(a) Computed physical thickness of the low index layer ( PT L ) as a function of the layer index ( n L ) when meeting the λ / 4 condition at an angle of incidence Θ 0 = 86 ° and computed bandwidth ( Δ ω ) of the bandgap as a function of n L when n H = 1.45 (P polarized light). (b) Computed modification factor of the OT of different refractive index layers as a function of the incident angle.

Fig. 3
Fig. 3

(a) Refractive index profile of the 1D equivalent of the fiber and (b) cross section of the HC Bragg PBF used in our FEM simulations.

Fig. 4
Fig. 4
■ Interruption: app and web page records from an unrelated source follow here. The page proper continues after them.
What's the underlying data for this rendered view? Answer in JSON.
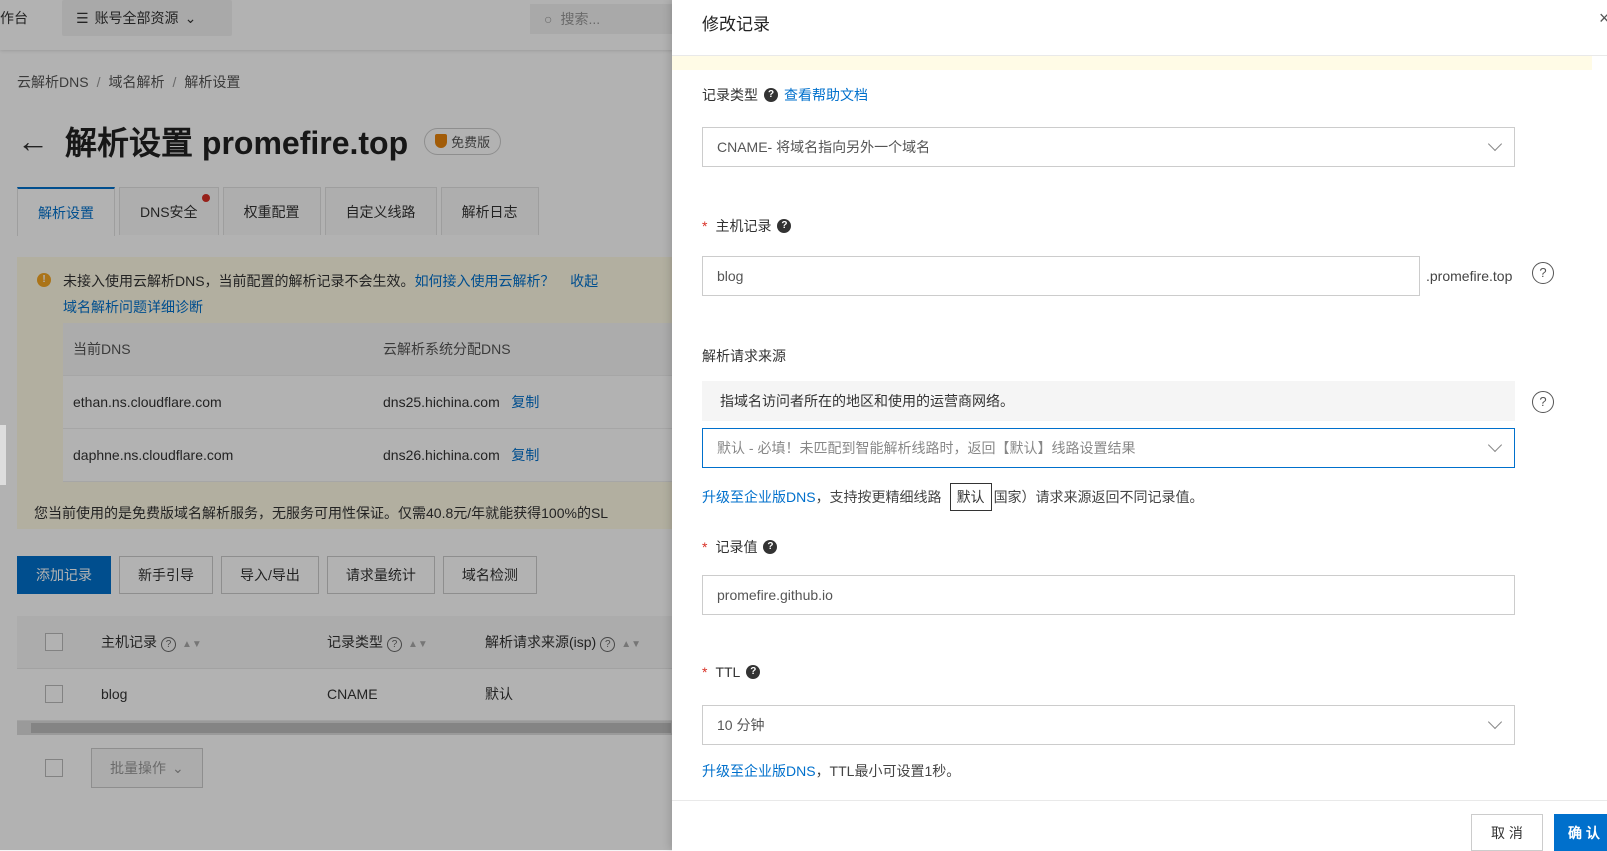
{
  "topbar": {
    "workspace": "作台",
    "resources": "账号全部资源",
    "search_placeholder": "搜索..."
  },
  "breadcrumb": [
    "云解析DNS",
    "域名解析",
    "解析设置"
  ],
  "page": {
    "title": "解析设置 promefire.top",
    "badge": "免费版"
  },
  "tabs": [
    "解析设置",
    "DNS安全",
    "权重配置",
    "自定义线路",
    "解析日志"
  ],
  "notice": {
    "text": "未接入使用云解析DNS，当前配置的解析记录不会生效。",
    "link1": "如何接入使用云解析？",
    "link2": "收起",
    "link3": "域名解析问题详细诊断",
    "table_headers": [
      "当前DNS",
      "云解析系统分配DNS"
    ],
    "rows": [
      {
        "current": "ethan.ns.cloudflare.com",
        "assigned": "dns25.hichina.com",
        "copy": "复制"
      },
      {
        "current": "daphne.ns.cloudflare.com",
        "assigned": "dns26.hichina.com",
        "copy": "复制"
      }
    ],
    "footer": "您当前使用的是免费版域名解析服务，无服务可用性保证。仅需40.8元/年就能获得100%的SL"
  },
  "actions": [
    "添加记录",
    "新手引导",
    "导入/导出",
    "请求量统计",
    "域名检测"
  ],
  "records": {
    "headers": [
      "主机记录",
      "记录类型",
      "解析请求来源(isp)"
    ],
    "row": {
      "host": "blog",
      "type": "CNAME",
      "line": "默认"
    },
    "bulk": "批量操作"
  },
  "drawer": {
    "title": "修改记录",
    "record_type_label": "记录类型",
    "help_doc": "查看帮助文档",
    "record_type_value": "CNAME- 将域名指向另外一个域名",
    "host_label": "主机记录",
    "host_value": "blog",
    "host_suffix": ".promefire.top",
    "source_label": "解析请求来源",
    "source_tip": "指域名访问者所在的地区和使用的运营商网络。",
    "source_value": "默认 - 必填！未匹配到智能解析线路时，返回【默认】线路设置结果",
    "upgrade_link": "升级至企业版DNS",
    "upgrade_text_a": "，支持按更精细线路",
    "tooltip": "默认",
    "upgrade_text_b": "国家）请求来源返回不同记录值。",
    "value_label": "记录值",
    "value_value": "promefire.github.io",
    "ttl_label": "TTL",
    "ttl_value": "10 分钟",
    "ttl_upgrade_link": "升级至企业版DNS",
    "ttl_note": "，TTL最小可设置1秒。",
    "cancel": "取 消",
    "confirm": "确 认"
  }
}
(a) One-dimensional computation results for transmission of the ML structure (corresponding to the loss of the fiber) as a function of wavelength for structures of the following designs: n L = 1.00 and PT L = 3.58 μm ideal structure without silica struts (black dashed curve), n L = 1.02 and PT L = 3.58 μm leaking modes (blue dotted curve), n L = 1.02 and PT L = 1.18 μm corrected λ / 4 structure (red solid curve), n L i = 1.006 , 1.005, and 1.004 and PT L i = 1.92 , 2.05, and 2.16 μm , respectively, iterated chirped structure (green solid curve). (b) Corresponding FEM results including the homogenized iterated chirped structure with n eff , i values instead of the silica struts (light blue narrow dash–dotted curve). Points in the graph marked with circles refer to different mode-field distributions shown in Fig. 5.

Fig. 5
Fig. 5

Mode distributions of (a) the fundamental mode [corresponding to Point 1 in Fig. 4b], (b) the leaking mode [corresponding to Point 2 in Fig. 4b], and (c) the surface mode [corresponding to Point 3 in Fig. 4b, green curve].

Equations (4)

Equations on this page are rendered with MathJax. Learn more.

Θ 0 = arcsin ( ( n eff ) ) .
PT i = λ 0 4 1 n i cos ( Θ i ) ,
sin 2 α i = sin 2 α 0 + 2 ( n i 1 ) n i .
PT i = λ 0 4 1 n i 1 cos 2 Θ 0 + 2 SFF i · ( n s 1 ) ,

Metrics